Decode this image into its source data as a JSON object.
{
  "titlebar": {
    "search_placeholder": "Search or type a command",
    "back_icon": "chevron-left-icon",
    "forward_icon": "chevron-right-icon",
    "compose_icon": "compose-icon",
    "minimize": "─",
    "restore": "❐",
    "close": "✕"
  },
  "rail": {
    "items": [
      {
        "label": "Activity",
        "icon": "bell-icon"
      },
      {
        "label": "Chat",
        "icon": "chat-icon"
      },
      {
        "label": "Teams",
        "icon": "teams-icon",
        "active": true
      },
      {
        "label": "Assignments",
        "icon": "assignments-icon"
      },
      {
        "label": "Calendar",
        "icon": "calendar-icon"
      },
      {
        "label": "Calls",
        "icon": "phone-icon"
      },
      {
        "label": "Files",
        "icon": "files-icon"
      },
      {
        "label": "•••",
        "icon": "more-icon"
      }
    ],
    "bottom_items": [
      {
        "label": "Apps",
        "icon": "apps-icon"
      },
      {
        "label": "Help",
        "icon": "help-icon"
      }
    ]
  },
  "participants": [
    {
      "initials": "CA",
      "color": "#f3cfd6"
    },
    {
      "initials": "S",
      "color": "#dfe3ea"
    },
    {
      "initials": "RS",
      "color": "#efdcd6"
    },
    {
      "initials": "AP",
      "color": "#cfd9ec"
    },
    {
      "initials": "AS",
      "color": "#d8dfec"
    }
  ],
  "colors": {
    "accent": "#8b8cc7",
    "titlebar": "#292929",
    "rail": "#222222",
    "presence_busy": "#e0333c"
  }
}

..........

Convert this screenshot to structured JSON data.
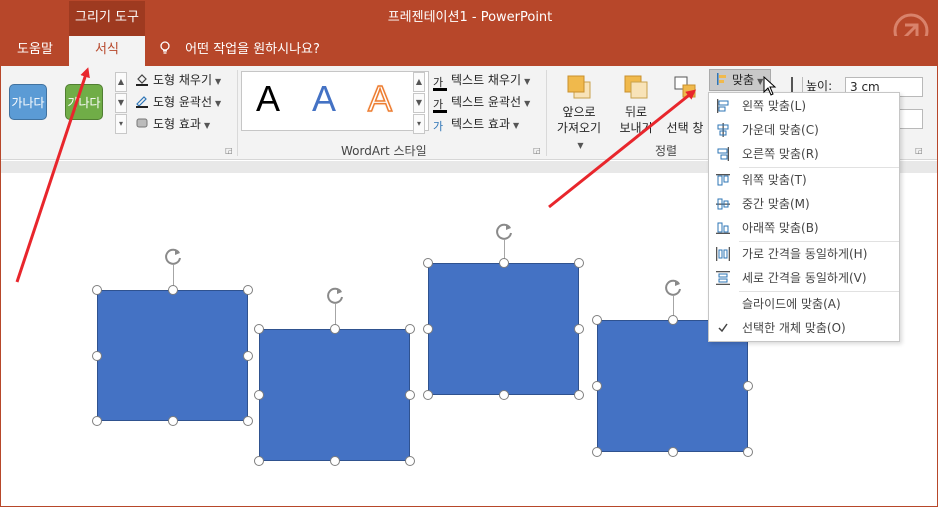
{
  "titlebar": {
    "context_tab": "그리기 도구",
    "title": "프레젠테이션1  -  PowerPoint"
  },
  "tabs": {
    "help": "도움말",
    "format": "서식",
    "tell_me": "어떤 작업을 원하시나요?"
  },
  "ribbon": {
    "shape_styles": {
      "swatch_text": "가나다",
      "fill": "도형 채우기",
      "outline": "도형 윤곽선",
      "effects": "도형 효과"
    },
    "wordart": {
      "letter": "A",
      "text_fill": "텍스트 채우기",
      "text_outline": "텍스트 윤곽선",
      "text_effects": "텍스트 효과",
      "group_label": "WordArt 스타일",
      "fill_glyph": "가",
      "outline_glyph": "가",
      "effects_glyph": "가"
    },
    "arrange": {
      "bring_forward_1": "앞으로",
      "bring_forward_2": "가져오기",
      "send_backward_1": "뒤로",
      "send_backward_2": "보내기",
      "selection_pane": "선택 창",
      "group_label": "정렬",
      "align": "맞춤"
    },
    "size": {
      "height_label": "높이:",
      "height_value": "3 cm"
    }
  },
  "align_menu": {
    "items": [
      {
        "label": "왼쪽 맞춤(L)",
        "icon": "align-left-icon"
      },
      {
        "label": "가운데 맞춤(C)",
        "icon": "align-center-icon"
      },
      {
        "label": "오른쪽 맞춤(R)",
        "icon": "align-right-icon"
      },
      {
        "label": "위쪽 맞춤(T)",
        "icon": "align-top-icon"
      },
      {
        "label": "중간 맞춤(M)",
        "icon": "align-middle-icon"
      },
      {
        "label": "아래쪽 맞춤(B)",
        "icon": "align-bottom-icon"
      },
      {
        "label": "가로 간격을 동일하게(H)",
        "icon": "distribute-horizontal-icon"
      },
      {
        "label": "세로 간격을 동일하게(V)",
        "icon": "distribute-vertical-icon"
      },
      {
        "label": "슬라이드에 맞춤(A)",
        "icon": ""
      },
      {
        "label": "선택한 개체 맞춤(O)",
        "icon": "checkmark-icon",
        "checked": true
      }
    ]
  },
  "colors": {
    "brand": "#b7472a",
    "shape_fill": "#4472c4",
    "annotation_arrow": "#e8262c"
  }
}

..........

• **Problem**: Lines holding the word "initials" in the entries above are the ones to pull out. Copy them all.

• **Solution for this problem**:
      "initials": "CA",
      "initials": "S",
      "initials": "RS",
      "initials": "AP",
      "initials": "AS",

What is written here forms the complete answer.